This document describes the format of the Appclusive REST API


Appclusive exposes its functionality via an ODATA v3 compatible REST API. So instead of repeating the way how ODATA works in this document we will describe how Appclusive models it entities and advertises its services.


Appclusive supports different authentication mechanisms independent of the underlying transport protocol which can be extended by plugins. Currently the following authentication means are available:

  • Windows Integrated, ActiveDirectory (via Authorization header)
  • Basic (via Authorization header Basic with Base64 encoded username and password)
  • OAUTH2 (via Authorization header with Bearer token)

Appclusive does not act as an Identity Provider but relies on external systems to provide that functionality.

For more information about Authentication see the chapter about Security.

Uri Format

Appclusive distributes its functionality across several separate endpoints:

  • Diagnostics


  • Core


  • Model


These endpoints can be extended by means of plugins. Depending on the endpoint several entity sets are accessible. To determine the exact functionality each endpoints exposes its schema via httpS://$metadata.

For a specific entity set consult the respective documentation.

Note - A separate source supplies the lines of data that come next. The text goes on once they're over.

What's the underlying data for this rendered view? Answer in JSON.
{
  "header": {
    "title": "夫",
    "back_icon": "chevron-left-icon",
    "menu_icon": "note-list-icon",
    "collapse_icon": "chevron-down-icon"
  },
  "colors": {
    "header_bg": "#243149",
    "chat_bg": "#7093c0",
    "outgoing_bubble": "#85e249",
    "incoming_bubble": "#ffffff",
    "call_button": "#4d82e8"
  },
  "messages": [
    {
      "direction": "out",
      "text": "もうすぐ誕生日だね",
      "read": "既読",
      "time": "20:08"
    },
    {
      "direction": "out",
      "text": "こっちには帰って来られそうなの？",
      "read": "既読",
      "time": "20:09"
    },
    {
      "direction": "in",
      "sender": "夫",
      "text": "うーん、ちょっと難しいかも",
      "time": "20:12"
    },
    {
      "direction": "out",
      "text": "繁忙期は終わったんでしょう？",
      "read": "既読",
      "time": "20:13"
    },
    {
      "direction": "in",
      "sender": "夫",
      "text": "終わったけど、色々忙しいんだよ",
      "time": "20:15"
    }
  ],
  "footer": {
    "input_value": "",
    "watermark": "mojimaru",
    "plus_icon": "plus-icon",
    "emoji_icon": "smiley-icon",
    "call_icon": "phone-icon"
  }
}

DFTODO list entity sets per endpoint

API Operations

In general each entity set supports basic CRUD operations:



Retrieving entities is performed by an HTTP GET operation. ODATA filter operators and paging semantics apply.

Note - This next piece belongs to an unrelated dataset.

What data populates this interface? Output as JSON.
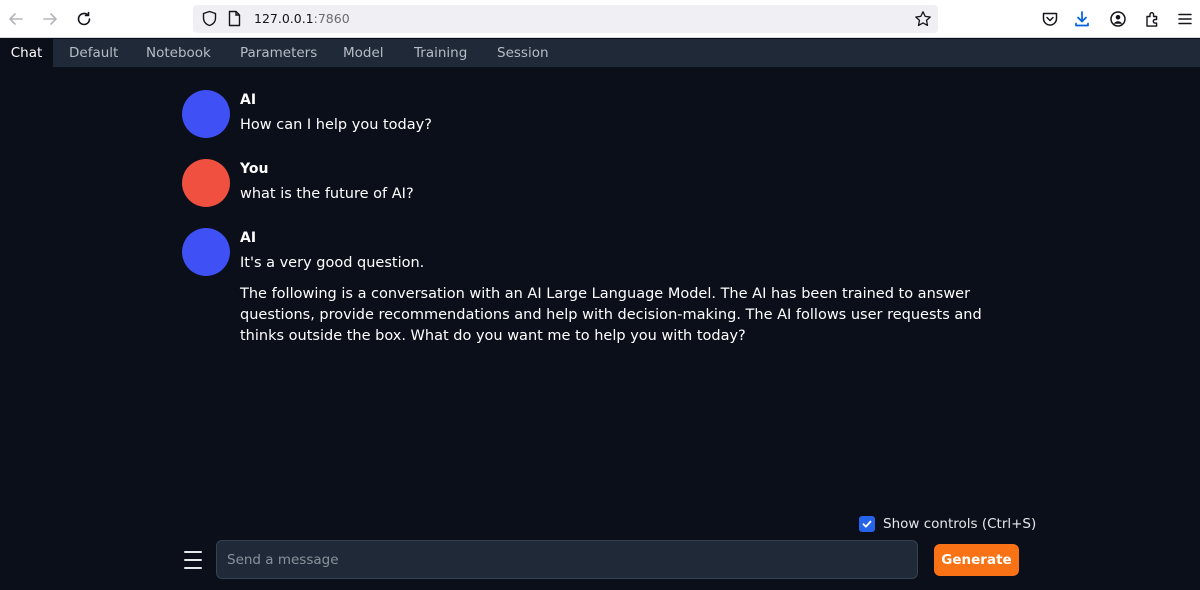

Example: GET httpS://

HTTP 200 is the usual response when entities are returned. The response body will then contain a list of entities that match the request criteria.

Note: if no entities are found that match the request criteria an empty list is returned. The response will still be HTTP 200.


To retrieve a single entity the entity id is placed in brackets after the entity set:

Example: GET httpS://

HTTP 200 is the response and the response body will contain the entity specified by its id. If no entity exists the response will be HTTP 404.

Note: all ids are of type long (or int64), so they should be suffixed by a capital L.

Note: if a client requests an entity from a different tenant where the client does not have permissions to retrieve that entity, the HTTP response will also be HTTP 404 (to prevent information disclosure).


Creating an entity is normally performed by an HTTP POST operation.

Example: POST httpS://

The body of the HTTP requests depends on the actual entity set (which can be determined by the aforementioned $metadata schema.

HTTP 201 indicates that the entity has been created. The response body will then contain the new entity.

HTTP 202 indicates that the operation has been accepted, but has not been completed yet. The Location header of the HTTP response will contain an Uri to a Job entity which can be tracked by the client.

Note: when requesting the instantiation of Blueprints the actual creation is not performed directly via HTTP POST, but performed via an Order.


Updating existing entities can be performed in two different ways:

Full Update

An HTTP PUT operation expects the complete entity in its HTTP body (regardless of whether an attribute has changed or not).

Example: PUT httpS://

Partial Update

With HTTP PATCH the HTTP body may only contain the actual attributes that have changed and should be updated, eg. the Name of a KeyNameValue.

Example: PATCH httpS://

  "Name" : "Updated Name"

HTTP 204 indicates a successful update operation where no content is returned in the response body. To get the updated entity (especially useful with PATCH operations, a new GET request must be performed.

Note1: do NOT use HTTP MERGE, but always use HTTP PATCH. Note2: Appclusive uses upper camel case.


To delete an entity an HTTP DELETE must be performed:

Example: DELETE httpS://

HTTP 204 indicates a successful delete operation where no content is returned in the response body.